We have reported this issue upstream to the Microsoft TypeScript compiler team, but sadly they determined this behavior as intentional. We hope they will reconsider this issue, but in the meantime we are working on mitigating the slow performance impact on the Chromium side as much as possible.
Sadly, the solutions that are available to us today are not always suitable for non-Googler contributors. Since the open-source contributions to Chromium are very important (especially those from the Microsoft Edge team), we are actively looking for alternatives that will work for all contributors. However, at this moment in time we have not figured out a suitable alternative solution.
Current state of TypeScript in DevTools #
At this moment, we have removed the Closure compiler type checker from our codebase and solely rely on the TypeScript compiler. We are able to write TypeScript-authored files and make use of TypeScript-specific features (such as interfaces, generics, etc...), which helps us on a daily basis. We have increased confidence that the TypeScript compiler will catch type errors and regressions, which is what we’d hoped would happen when we first started work on this migration.
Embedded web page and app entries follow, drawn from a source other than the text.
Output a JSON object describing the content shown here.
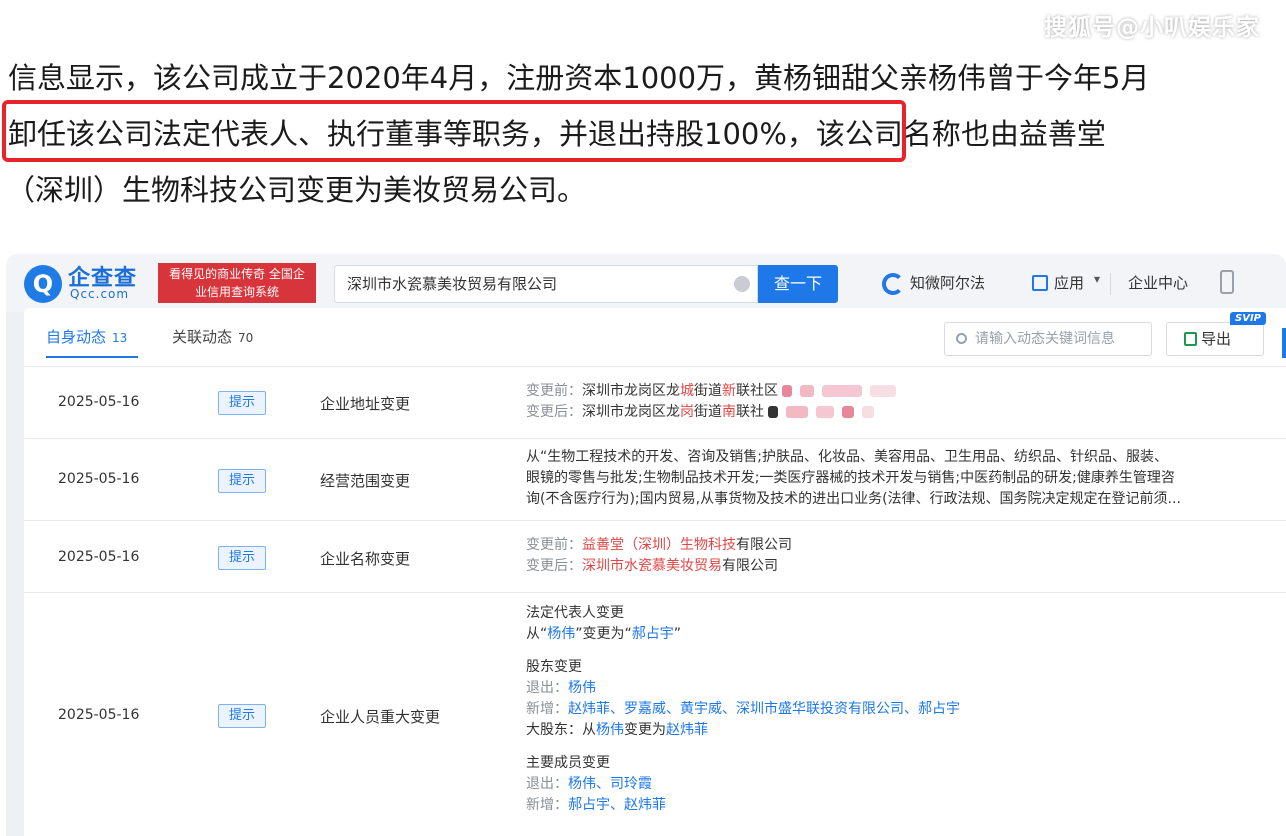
{
  "watermark": "搜狐号@小叭娱乐家",
  "article": {
    "line1": "信息显示，该公司成立于2020年4月，注册资本1000万，黄杨钿甜父亲杨伟曾于今年5月",
    "line2_highlight": "卸任该公司法定代表人、执行董事等职务，并退出持股100%，",
    "line2_rest": "该公司名称也由益善堂",
    "line3": "（深圳）生物科技公司变更为美妆贸易公司。"
  },
  "app": {
    "logo_mark": "Q",
    "logo_text": "企查查",
    "logo_sub": "Qcc.com",
    "slogan": "看得见的商业传奇 全国企业信用查询系统",
    "search_value": "深圳市水瓷慕美妆贸易有限公司",
    "search_button": "查一下",
    "law_label": "知微阿尔法",
    "app_label": "应用",
    "app_chevron": "▾",
    "enterprise_center": "企业中心",
    "accent_color": "#1e78e8",
    "brand_red": "#d8343b"
  },
  "panel": {
    "tabs": [
      {
        "label": "自身动态",
        "count": "13"
      },
      {
        "label": "关联动态",
        "count": "70"
      }
    ],
    "keyword_placeholder": "请输入动态关键词信息",
    "export_label": "导出",
    "svip_label": "SVIP"
  },
  "rows": [
    {
      "date": "2025-05-16",
      "badge": "提示",
      "type": "企业地址变更",
      "before_label": "变更前：",
      "before_a": "深圳市龙岗区龙",
      "before_b": "城",
      "before_c": "街道",
      "before_d": "新",
      "before_e": "联社区",
      "after_label": "变更后：",
      "after_a": "深圳市龙岗区龙",
      "after_b": "岗",
      "after_c": "街道",
      "after_d": "南",
      "after_e": "联社"
    },
    {
      "date": "2025-05-16",
      "badge": "提示",
      "type": "经营范围变更",
      "line1": "从“生物工程技术的开发、咨询及销售;护肤品、化妆品、美容用品、卫生用品、纺织品、针织品、服装、",
      "line2": "眼镜的零售与批发;生物制品技术开发;一类医疗器械的技术开发与销售;中医药制品的研发;健康养生管理咨",
      "line3": "询(不含医疗行为);国内贸易,从事货物及技术的进出口业务(法律、行政法规、国务院决定规定在登记前须..."
    },
    {
      "date": "2025-05-16",
      "badge": "提示",
      "type": "企业名称变更",
      "before_label": "变更前：",
      "before_red": "益善堂（深圳）生物科技",
      "before_rest": "有限公司",
      "after_label": "变更后：",
      "after_red": "深圳市水瓷慕美妆贸易",
      "after_rest": "有限公司"
    },
    {
      "date": "2025-05-16",
      "badge": "提示",
      "type": "企业人员重大变更",
      "legal_title": "法定代表人变更",
      "legal_from": "从“",
      "legal_old": "杨伟",
      "legal_mid": "”变更为“",
      "legal_new": "郝占宇",
      "legal_end": "”",
      "holder_title": "股东变更",
      "exit_label": "退出：",
      "exit_names": "杨伟",
      "add_label": "新增：",
      "add_names": "赵炜菲、罗嘉威、黄宇威、深圳市盛华联投资有限公司、郝占宇",
      "major_label": "大股东：",
      "major_from": "从",
      "major_old": "杨伟",
      "major_mid": "变更为",
      "major_new": "赵炜菲",
      "member_title": "主要成员变更",
      "m_exit_label": "退出：",
      "m_exit_names": "杨伟、司玲霞",
      "m_add_label": "新增：",
      "m_add_names": "郝占宇、赵炜菲"
    }
  ]
}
This migration, like so many, was slow, nuanced, and oftentimes challenging, but as we yield the benefits, we believe it was worth it.